● WORK TASK: Retype each record below word for word. Leave the pictures out.
______
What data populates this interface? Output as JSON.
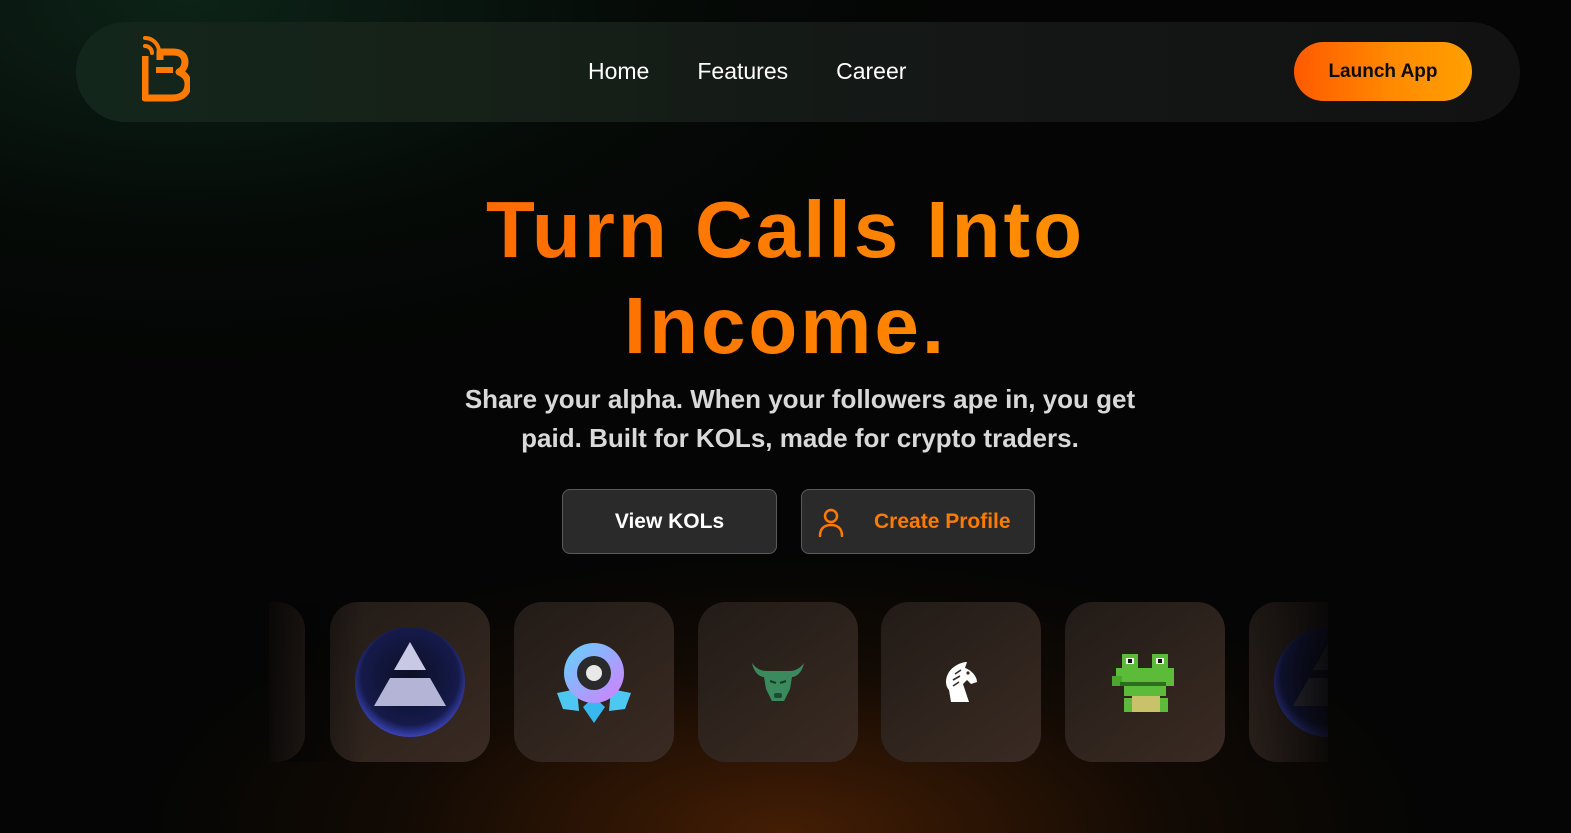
{
  "nav": {
    "logo_icon": "broadcast-b-logo-icon",
    "links": [
      "Home",
      "Features",
      "Career"
    ],
    "launch_label": "Launch App"
  },
  "hero": {
    "title_line1": "Turn Calls Into",
    "title_line2": "Income.",
    "subtitle_line1": "Share your alpha. When your followers ape in, you get",
    "subtitle_line2": "paid. Built for KOLs, made for crypto traders."
  },
  "actions": {
    "view_kols": "View KOLs",
    "create_profile": "Create Profile",
    "create_profile_icon": "user-icon"
  },
  "carousel": {
    "items": [
      "pyramid-token-icon",
      "rocket-orb-token-icon",
      "bull-token-icon",
      "horse-knight-token-icon",
      "pixel-frog-token-icon"
    ]
  },
  "colors": {
    "accent": "#ff7a00",
    "accent_gradient_start": "#ff5a00",
    "accent_gradient_end": "#ffa000",
    "background": "#040504"
  }
}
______
● THE ANSWER:
What data populates this interface? Output as JSON.
{
  "nav": {
    "logo_icon": "broadcast-b-logo-icon",
    "links": [
      "Home",
      "Features",
      "Career"
    ],
    "launch_label": "Launch App"
  },
  "hero": {
    "title_line1": "Turn Calls Into",
    "title_line2": "Income.",
    "subtitle_line1": "Share your alpha. When your followers ape in, you get",
    "subtitle_line2": "paid. Built for KOLs, made for crypto traders."
  },
  "actions": {
    "view_kols": "View KOLs",
    "create_profile": "Create Profile",
    "create_profile_icon": "user-icon"
  },
  "carousel": {
    "items": [
      "pyramid-token-icon",
      "rocket-orb-token-icon",
      "bull-token-icon",
      "horse-knight-token-icon",
      "pixel-frog-token-icon"
    ]
  },
  "colors": {
    "accent": "#ff7a00",
    "accent_gradient_start": "#ff5a00",
    "accent_gradient_end": "#ffa000",
    "background": "#040504"
  }
}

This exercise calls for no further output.